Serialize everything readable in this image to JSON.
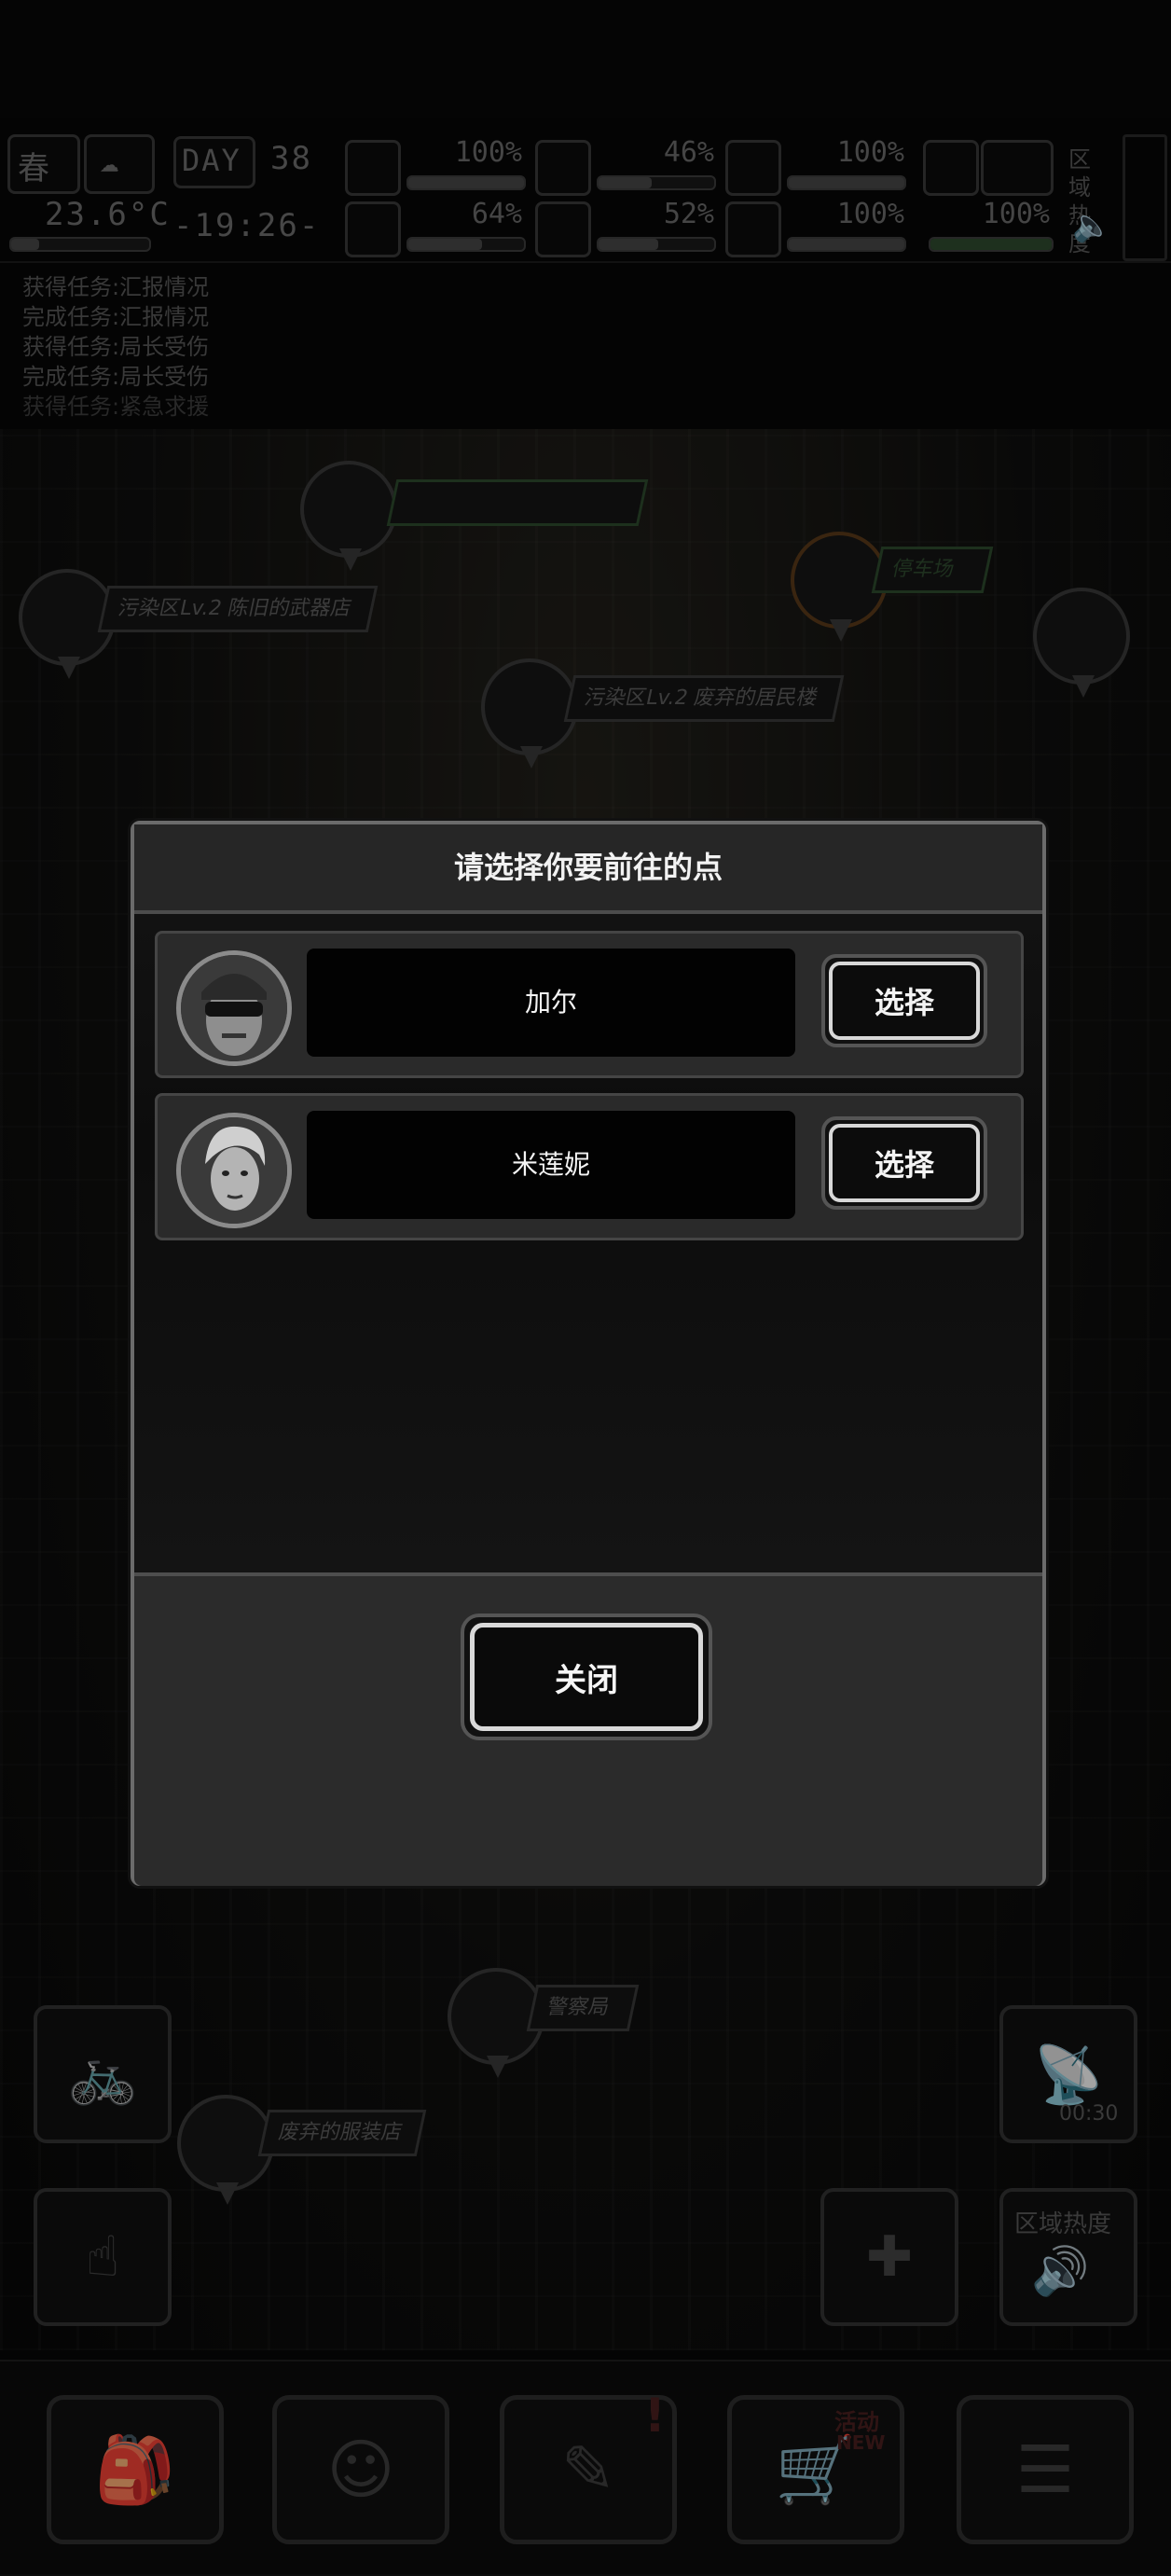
{
  "hud": {
    "season": "春",
    "day_label": "DAY",
    "day": "38",
    "temperature": "23.6°C",
    "clock": "-19:26-",
    "region_heat": "区域热度",
    "stats": [
      {
        "icon": "medkit-icon",
        "value": "100%",
        "level": 1.0
      },
      {
        "icon": "stomach-icon",
        "value": "46%",
        "level": 0.46
      },
      {
        "icon": "pill-icon",
        "value": "100%",
        "level": 1.0
      },
      {
        "icon": "brain-icon",
        "value": "64%",
        "level": 0.64
      },
      {
        "icon": "water-drop-icon",
        "value": "52%",
        "level": 0.52
      },
      {
        "icon": "heart-icon",
        "value": "100%",
        "level": 1.0
      },
      {
        "icon": "stamina-icon",
        "value": "100%",
        "level": 1.0
      }
    ]
  },
  "log": [
    "获得任务:汇报情况",
    "完成任务:汇报情况",
    "获得任务:局长受伤",
    "完成任务:局长受伤",
    "获得任务:紧急求援"
  ],
  "map": {
    "labels": [
      "污染区Lv.2 陈旧的武器店",
      "污染区Lv.2 废弃的居民楼",
      "停车场",
      "警察局",
      "废弃的服装店"
    ],
    "timer": "00:30",
    "region_heat": "区域热度",
    "activity_badge": "活动",
    "new_badge": "NEW"
  },
  "modal": {
    "title": "请选择你要前往的点",
    "options": [
      {
        "name": "加尔",
        "button": "选择"
      },
      {
        "name": "米莲妮",
        "button": "选择"
      }
    ],
    "close": "关闭"
  }
}
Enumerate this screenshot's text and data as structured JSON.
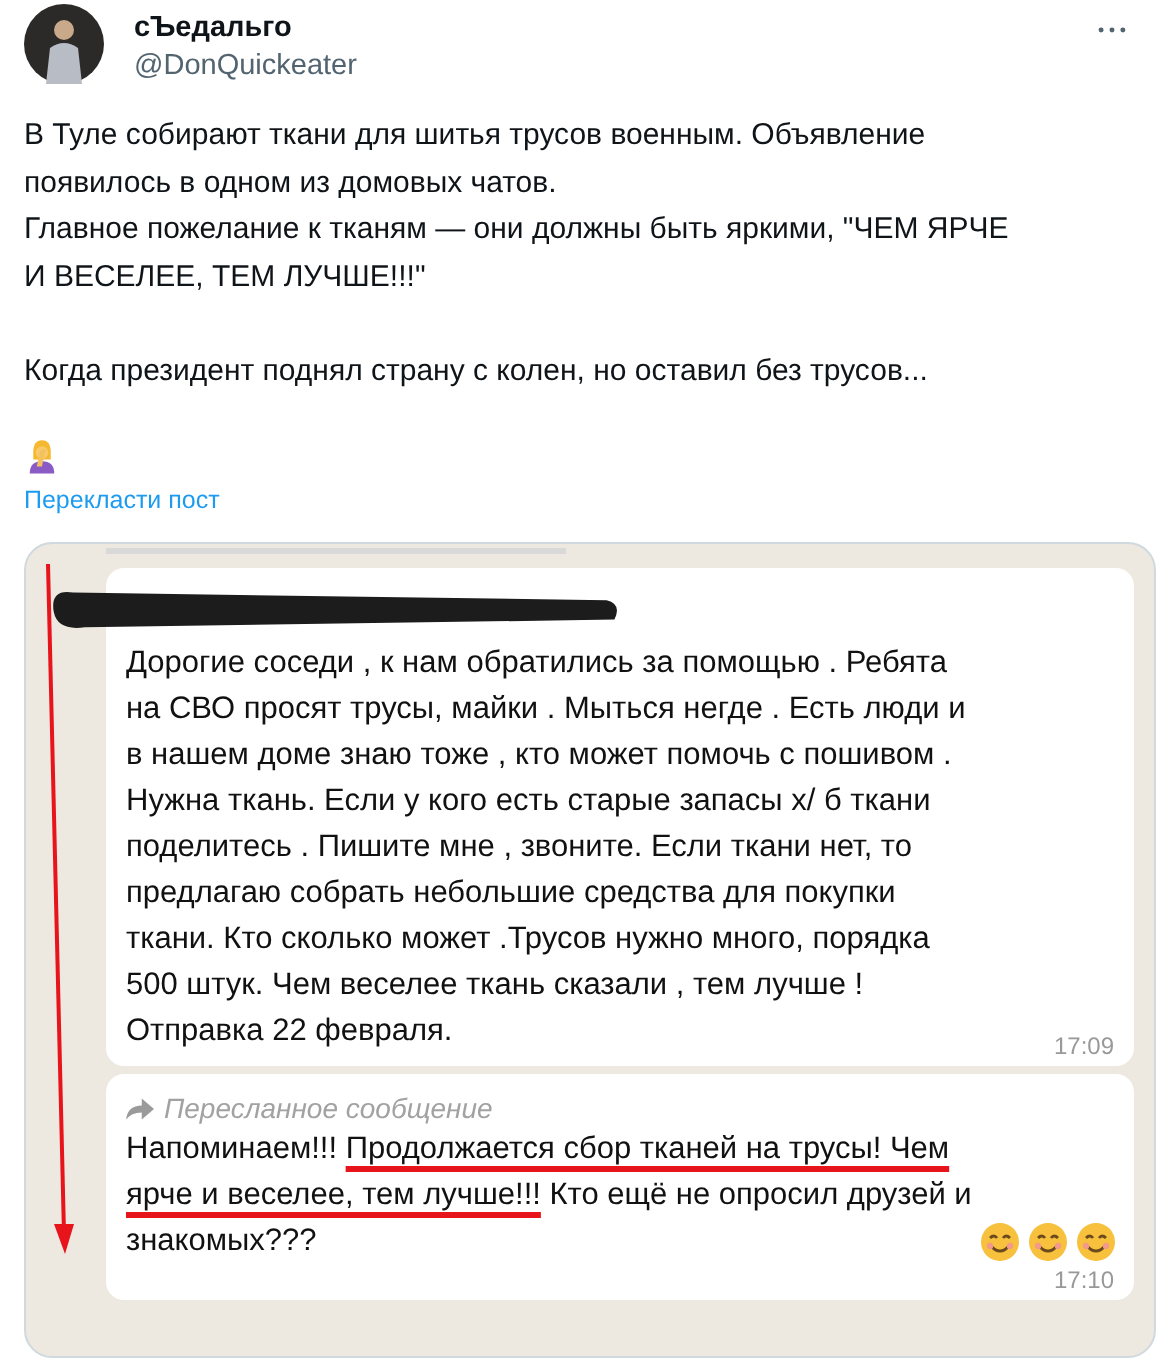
{
  "author": {
    "name": "сЪедальго",
    "handle": "@DonQuickeater"
  },
  "tweet_text": "В Туле собирают ткани для шитья трусов военным. Объявление\nпоявилось в одном из домовых чатов.\nГлавное пожелание к тканям — они должны быть яркими, \"ЧЕМ ЯРЧЕ\nИ ВЕСЕЛЕЕ, ТЕМ ЛУЧШЕ!!!\"\n\nКогда президент поднял страну с колен, но оставил без трусов...",
  "translate_link": "Перекласти пост",
  "messages": [
    {
      "kind": "message",
      "text": "Дорогие соседи , к нам обратились за помощью . Ребята\nна СВО просят трусы, майки . Мыться негде . Есть люди и\nв нашем доме знаю тоже , кто может помочь с пошивом .\nНужна ткань. Если у кого есть старые запасы х/ б ткани\nподелитесь . Пишите мне , звоните. Если ткани нет, то\nпредлагаю собрать небольшие средства для покупки\nткани. Кто сколько может .Трусов нужно много, порядка\n500 штук. Чем веселее ткань сказали , тем лучше !\nОтправка 22 февраля.",
      "time": "17:09"
    },
    {
      "kind": "forwarded",
      "forward_label": "Пересланное сообщение",
      "segments": [
        {
          "text": "Напоминаем!!! ",
          "underlined": false
        },
        {
          "text": "Продолжается сбор тканей на трусы! Чем\nярче и веселее, тем лучше!!!",
          "underlined": true
        },
        {
          "text": " Кто ещё не опросил друзей и\nзнакомых???",
          "underlined": false
        }
      ],
      "emoji": [
        {
          "kind": "smile"
        },
        {
          "kind": "smile"
        },
        {
          "kind": "smile"
        }
      ],
      "time": "17:10"
    }
  ]
}
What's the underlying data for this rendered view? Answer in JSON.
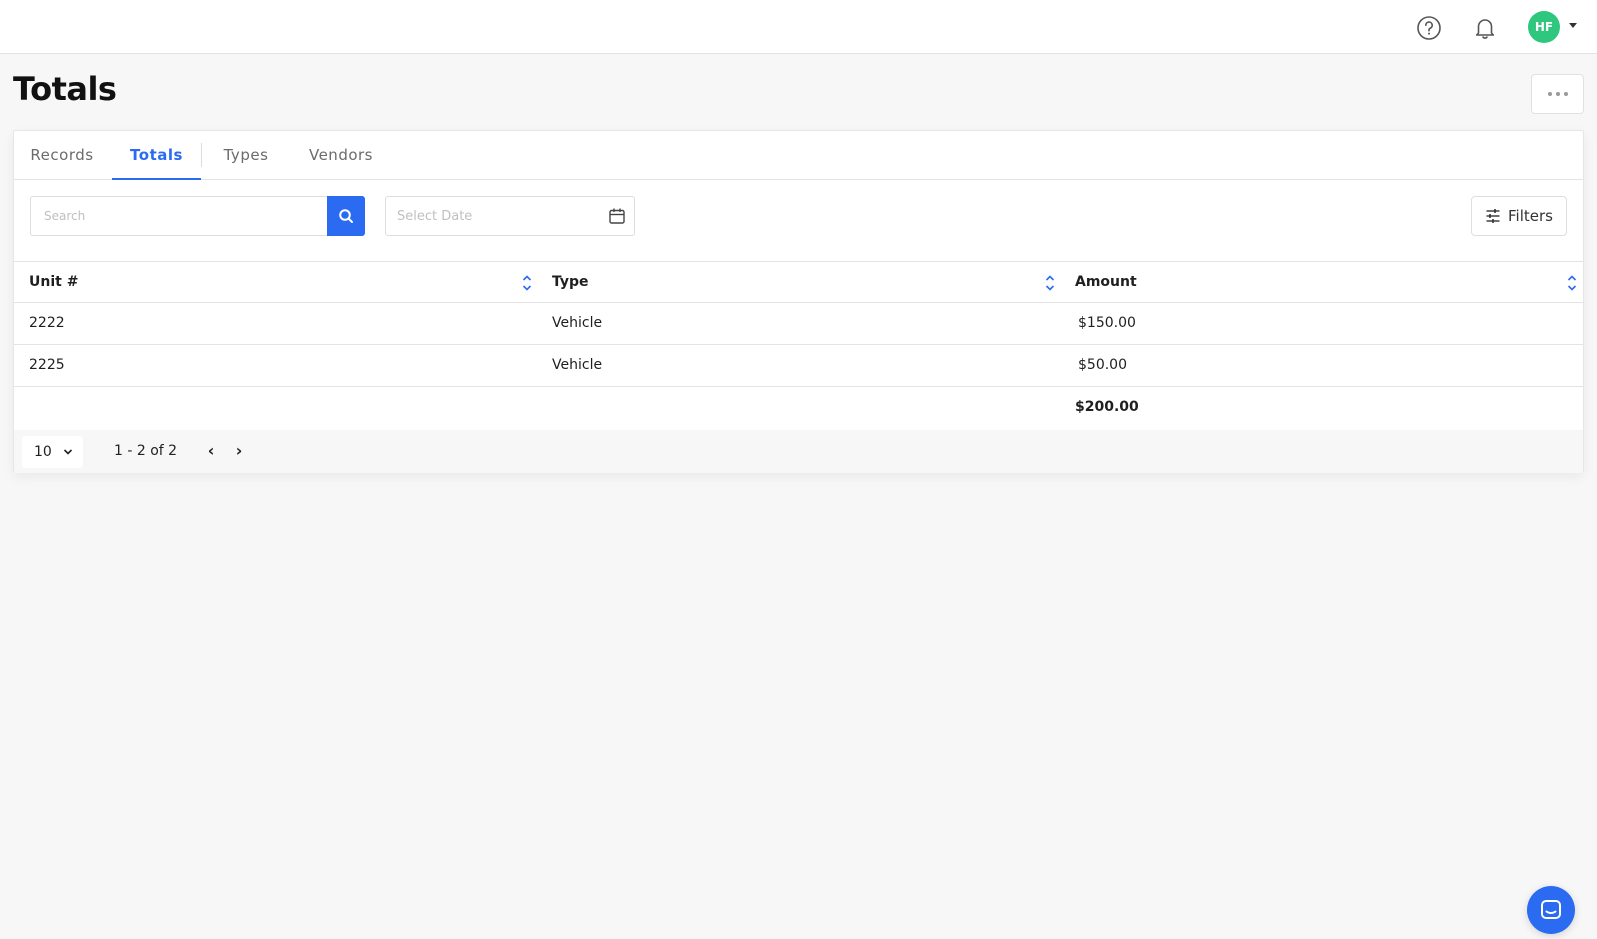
{
  "header": {
    "avatar_initials": "HF",
    "avatar_color": "#2ec77d",
    "icons": [
      "help-circle-icon",
      "bell-icon",
      "caret-down-icon"
    ]
  },
  "page": {
    "title": "Totals",
    "more_icon": "ellipsis-icon"
  },
  "tabs": [
    {
      "label": "Records",
      "active": false
    },
    {
      "label": "Totals",
      "active": true
    },
    {
      "label": "Types",
      "active": false
    },
    {
      "label": "Vendors",
      "active": false
    }
  ],
  "toolbar": {
    "search_placeholder": "Search",
    "search_value": "",
    "date_placeholder": "Select Date",
    "date_value": "",
    "filters_label": "Filters"
  },
  "table": {
    "columns": [
      "Unit #",
      "Type",
      "Amount"
    ],
    "rows": [
      {
        "unit": "2222",
        "type": "Vehicle",
        "amount": "$150.00"
      },
      {
        "unit": "2225",
        "type": "Vehicle",
        "amount": "$50.00"
      }
    ],
    "total": "$200.00"
  },
  "pagination": {
    "page_size": "10",
    "range": "1 - 2 of 2",
    "prev": "‹",
    "next": "›"
  },
  "colors": {
    "accent": "#2a6bf2",
    "avatar": "#2ec77d",
    "background": "#f7f7f7"
  }
}
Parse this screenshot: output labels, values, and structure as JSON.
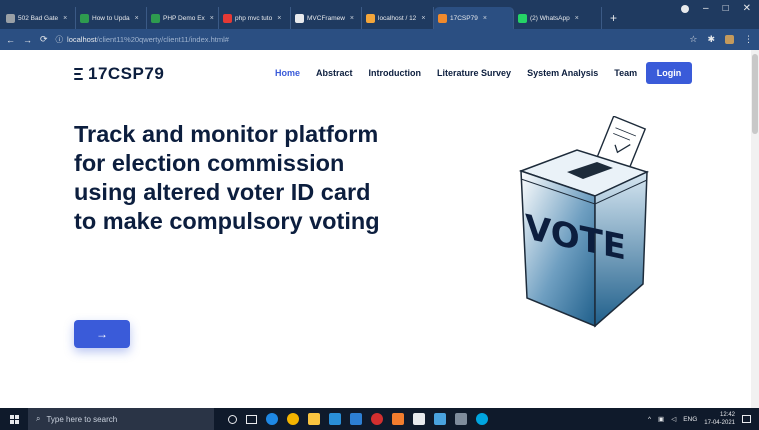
{
  "browser": {
    "tabs": [
      {
        "label": "502 Bad Gate",
        "favicon_color": "#9aa0a6",
        "active": false
      },
      {
        "label": "How to Upda",
        "favicon_color": "#2e9b4f",
        "active": false
      },
      {
        "label": "PHP Demo Ex",
        "favicon_color": "#2e9b4f",
        "active": false
      },
      {
        "label": "php mvc tuto",
        "favicon_color": "#e53935",
        "active": false
      },
      {
        "label": "MVCFramew",
        "favicon_color": "#e8eaed",
        "active": false
      },
      {
        "label": "localhost / 12",
        "favicon_color": "#f4a63b",
        "active": false
      },
      {
        "label": "17CSP79",
        "favicon_color": "#f08a2c",
        "active": true
      },
      {
        "label": "(2) WhatsApp",
        "favicon_color": "#25d366",
        "active": false
      }
    ],
    "close_glyph": "×",
    "newtab_glyph": "+",
    "window_controls": {
      "minimize": "–",
      "maximize": "□",
      "close": "✕"
    },
    "url": {
      "host": "localhost",
      "path": "/client11%20qwerty/client11/index.html#"
    }
  },
  "page": {
    "brand": "17CSP79",
    "nav": [
      {
        "label": "Home",
        "active": true
      },
      {
        "label": "Abstract",
        "active": false
      },
      {
        "label": "Introduction",
        "active": false
      },
      {
        "label": "Literature Survey",
        "active": false
      },
      {
        "label": "System Analysis",
        "active": false
      },
      {
        "label": "Team",
        "active": false
      }
    ],
    "login_label": "Login",
    "hero_title": "Track and monitor platform for election commission using altered voter ID card to make compulsory voting",
    "cta_label": "→",
    "illustration": {
      "ballot_text": "VOTE",
      "icon": "ballot-box-illustration",
      "accent": "#1f5f8b"
    },
    "accent_color": "#3a5bd9",
    "text_color": "#0c1e3e"
  },
  "taskbar": {
    "search_placeholder": "Type here to search",
    "language": "ENG",
    "time": "12:42",
    "date": "17-04-2021"
  }
}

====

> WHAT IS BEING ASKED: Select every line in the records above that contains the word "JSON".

> PROBLEM SOLUTION:
Serialize everything readable in this image to JSON.
Enumerate this screenshot's text and data as structured JSON.
What's the underlying data for this rendered view? Answer in JSON.
Parse this screenshot: output labels, values, and structure as JSON.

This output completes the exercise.